Alien Power Plants May Be Drawing Energy From Stars In The Milky Way

Dyson Sphere

A group of astronomers has uncovered intriguing evidence suggesting the possible existence of alien technology known as Dyson spheres within our galaxy, as detailed in a recent study drawing on vast astronomical data sources.

Dyson spheres, theoretical megastructures envisioned by science fiction, would be built by civilizations far more technologically advanced than our own, with the capability to encapsulate a star to capture its energy output.

In the initiative dubbed Project Hephaistos, named after the ancient god of metallurgy, the researchers employed the latest data from the Gaia DR3, 2MASS, and WISE space surveys. Their findings have been detailed in a publication for the Monthly Notices of the Royal Astronomical Society.

The team created a specialized process to examine optical and infrared data for abnormal patterns indicative of Dyson spheres. By sifting through data related to approximately five million stellar sources, they managed to isolate a small group of objects exhibiting unusual infrared radiation patterns, which could potentially point to the presence of these hypothetical structures.

This abnormal radiation could potentially be attributed to the thermal waste emitted by incomplete Dyson spheres, dependent on their construction status and thermal properties. However, the study also considers the possibility that this radiation might stem from natural cosmic sources like dust rings or nebulae.

From their extensive database, the astronomers narrowed their focus to seven specific objects. These objects, all characterized by distinct mid-infrared radiation, lack typical explanations and are surrounded by warm debris disks, potentially pointing towards M dwarf stars. The researchers caution that further detailed analysis is essential to determine the true origins of these emissions and to assess their alignment with theoretical models of Dyson spheres.

Betsy Wilson
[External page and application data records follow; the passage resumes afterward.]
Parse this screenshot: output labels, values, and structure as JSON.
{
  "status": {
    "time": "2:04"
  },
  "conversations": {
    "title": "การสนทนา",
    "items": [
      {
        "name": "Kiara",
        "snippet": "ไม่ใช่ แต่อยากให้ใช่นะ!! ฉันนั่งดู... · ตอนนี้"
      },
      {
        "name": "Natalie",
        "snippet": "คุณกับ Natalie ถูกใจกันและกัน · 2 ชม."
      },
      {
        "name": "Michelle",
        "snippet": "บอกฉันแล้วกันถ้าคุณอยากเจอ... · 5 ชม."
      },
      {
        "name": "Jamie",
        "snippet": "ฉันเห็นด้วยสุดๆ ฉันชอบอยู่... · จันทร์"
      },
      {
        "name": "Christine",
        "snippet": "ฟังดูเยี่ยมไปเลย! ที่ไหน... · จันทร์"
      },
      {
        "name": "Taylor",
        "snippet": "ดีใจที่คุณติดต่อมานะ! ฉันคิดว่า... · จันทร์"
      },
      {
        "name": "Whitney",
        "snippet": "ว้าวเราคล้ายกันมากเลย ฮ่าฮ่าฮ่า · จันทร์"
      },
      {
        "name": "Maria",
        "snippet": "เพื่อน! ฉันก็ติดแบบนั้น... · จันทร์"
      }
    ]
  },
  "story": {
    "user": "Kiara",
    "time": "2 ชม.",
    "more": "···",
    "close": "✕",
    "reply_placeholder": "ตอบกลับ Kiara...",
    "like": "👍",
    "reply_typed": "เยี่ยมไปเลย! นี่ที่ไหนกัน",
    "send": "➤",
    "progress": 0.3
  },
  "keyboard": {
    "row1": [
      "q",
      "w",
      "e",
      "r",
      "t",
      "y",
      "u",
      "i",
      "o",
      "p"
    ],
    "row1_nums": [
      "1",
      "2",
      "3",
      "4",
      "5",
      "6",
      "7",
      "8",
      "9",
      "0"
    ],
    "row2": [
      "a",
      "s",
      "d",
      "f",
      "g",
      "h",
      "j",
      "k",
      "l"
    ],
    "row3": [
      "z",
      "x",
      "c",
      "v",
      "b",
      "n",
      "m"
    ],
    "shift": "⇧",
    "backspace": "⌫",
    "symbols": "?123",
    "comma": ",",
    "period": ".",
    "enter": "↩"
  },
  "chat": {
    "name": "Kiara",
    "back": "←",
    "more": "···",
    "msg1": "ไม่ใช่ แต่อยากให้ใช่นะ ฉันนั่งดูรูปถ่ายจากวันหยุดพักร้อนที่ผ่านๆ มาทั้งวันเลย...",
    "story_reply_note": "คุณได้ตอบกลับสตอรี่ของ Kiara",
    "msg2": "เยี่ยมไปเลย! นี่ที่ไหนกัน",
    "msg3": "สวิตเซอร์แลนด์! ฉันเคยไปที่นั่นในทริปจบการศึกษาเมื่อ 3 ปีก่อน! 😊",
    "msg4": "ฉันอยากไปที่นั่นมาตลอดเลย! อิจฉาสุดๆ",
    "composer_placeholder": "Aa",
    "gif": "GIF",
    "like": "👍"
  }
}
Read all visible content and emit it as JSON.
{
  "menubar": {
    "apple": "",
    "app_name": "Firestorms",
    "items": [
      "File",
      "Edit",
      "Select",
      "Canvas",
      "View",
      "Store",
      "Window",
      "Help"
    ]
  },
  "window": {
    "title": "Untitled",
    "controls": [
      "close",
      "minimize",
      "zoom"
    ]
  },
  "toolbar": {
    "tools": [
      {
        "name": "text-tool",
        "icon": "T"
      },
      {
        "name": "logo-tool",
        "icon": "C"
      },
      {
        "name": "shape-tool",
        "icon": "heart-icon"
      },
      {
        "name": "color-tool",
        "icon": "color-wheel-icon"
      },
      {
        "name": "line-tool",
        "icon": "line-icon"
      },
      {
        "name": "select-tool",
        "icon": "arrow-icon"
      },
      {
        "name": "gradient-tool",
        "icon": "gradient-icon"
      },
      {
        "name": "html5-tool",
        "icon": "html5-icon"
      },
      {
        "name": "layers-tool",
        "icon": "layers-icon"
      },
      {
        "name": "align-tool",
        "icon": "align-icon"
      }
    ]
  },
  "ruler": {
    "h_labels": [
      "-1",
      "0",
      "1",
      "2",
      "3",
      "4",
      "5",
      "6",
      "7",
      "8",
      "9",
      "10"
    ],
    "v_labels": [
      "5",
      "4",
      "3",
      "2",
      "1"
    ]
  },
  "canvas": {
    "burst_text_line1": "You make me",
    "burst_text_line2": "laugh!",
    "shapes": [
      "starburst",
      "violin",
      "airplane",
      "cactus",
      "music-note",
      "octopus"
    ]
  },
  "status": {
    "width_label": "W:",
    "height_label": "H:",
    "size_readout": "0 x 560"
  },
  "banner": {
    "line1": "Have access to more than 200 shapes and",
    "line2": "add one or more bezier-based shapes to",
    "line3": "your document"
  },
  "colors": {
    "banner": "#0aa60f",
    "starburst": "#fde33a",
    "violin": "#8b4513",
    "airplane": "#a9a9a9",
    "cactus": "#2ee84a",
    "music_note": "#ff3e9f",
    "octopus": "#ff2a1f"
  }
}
A true science nerd and pediatric nursing specialist, Betsy is passionate about all things pregnancy and baby-related. She contributes her expertise to the Scientific Origin.